After I spoke, I turned things over to our moderator, South African MTV Base VJ Sizwe Dholomo, who opened up the floor to the students – and let me tell you, they blew me away! We heard from students in South Africa including:
- A young man named Aubrey who said that while he comes from a humble background, it’s not your background that determines where you’ll go in life, “It’s your dreams that will take you to a better future.”
- A young woman named Kamo who’s volunteering at, and raising money for, a shelter for girls who’ve been sexually exploited. She is being raised by a single mother and expressed her gratitude for all the sacrifices her mother has made so that she can get a good education.

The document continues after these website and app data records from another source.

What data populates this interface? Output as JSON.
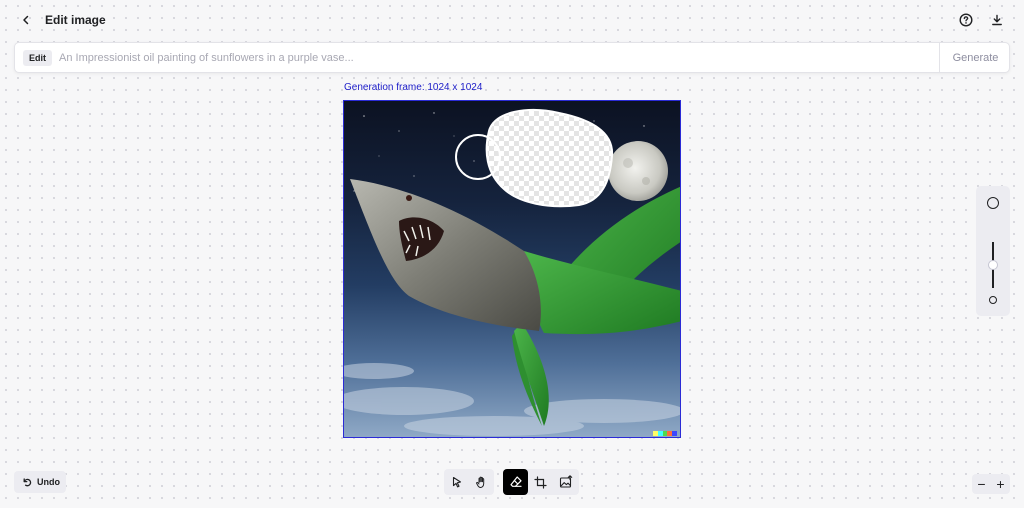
{
  "header": {
    "title": "Edit image",
    "icons": {
      "back": "chevron-left-icon",
      "help": "question-circle-icon",
      "download": "download-icon"
    }
  },
  "prompt": {
    "tag": "Edit",
    "placeholder": "An Impressionist oil painting of sunflowers in a purple vase...",
    "value": "",
    "generate_label": "Generate"
  },
  "canvas": {
    "frame_label": "Generation frame: 1024 x 1024",
    "frame_color": "#2b2bd6",
    "watermark_colors": [
      "#ffff66",
      "#42ffff",
      "#51da4c",
      "#ff6e3c",
      "#3c46ff"
    ]
  },
  "zoom": {
    "level_fraction": 0.5,
    "icons": {
      "large": "brush-large-icon",
      "small": "brush-small-icon"
    }
  },
  "undo": {
    "label": "Undo",
    "icon": "undo-icon"
  },
  "toolbar": {
    "tools": [
      {
        "name": "select",
        "icon": "cursor-arrow-icon"
      },
      {
        "name": "pan",
        "icon": "hand-icon"
      },
      {
        "name": "eraser",
        "icon": "eraser-icon",
        "active": true
      },
      {
        "name": "add-frame",
        "icon": "frame-crop-icon"
      },
      {
        "name": "upload",
        "icon": "image-upload-icon"
      }
    ]
  },
  "zoom_buttons": {
    "minus": "−",
    "plus": "+"
  },
  "colors": {
    "accent": "#000000",
    "frame_label": "#1c1cc8",
    "panel": "#ececf1"
  }
}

- A young man named Tebogo who, inspired by President Mandela’s life of service, is determined to serve his country as a teacher – as he put it, “Teachers are there first and foremost to inspire us.”
- A young woman named Mirriam who dreams of becoming an Emergency Room doctor and is part of an organization called Cloud Dog which identifies problems in her community and works to solve them.
We also heard from kids in the U.S., including kids at the YMCA in New York City who travel around the world as part of a Global Teen Program; girls in Houston who are part of Girl Up; and kids in Kansas City and Los Angeles as well.
These young people are amazing! With their commitment to education, I know they'll change the world. -mo pic.twitter.com/mTWtBQMJyJ— FLOTUS (@FLOTUS) June 29, 2013
These young people live halfway around the world from each other, but over the course of our conversation, it was clear that they all have so much in common: their commitment to getting a good education; their passion for serving their communities; their desire to step up and play a part in shaping history just like generations of young people before them.
That is the power of technology: to make the distance of an ocean disappear with the touch of a button, connecting us across continents so that we can listen to each other, learn from each other, and see how much we all have in common. That is so important, because I want young people like you to think of yourselves as citizens of the world. So I hope you’ll use technologies like Google+ Hangouts, Twitter, Instagram, Facebook and others to continue this conversation and keep on learning from – and being inspired by – kids all across the globe.
Michelle Obama is the First Lady of the United States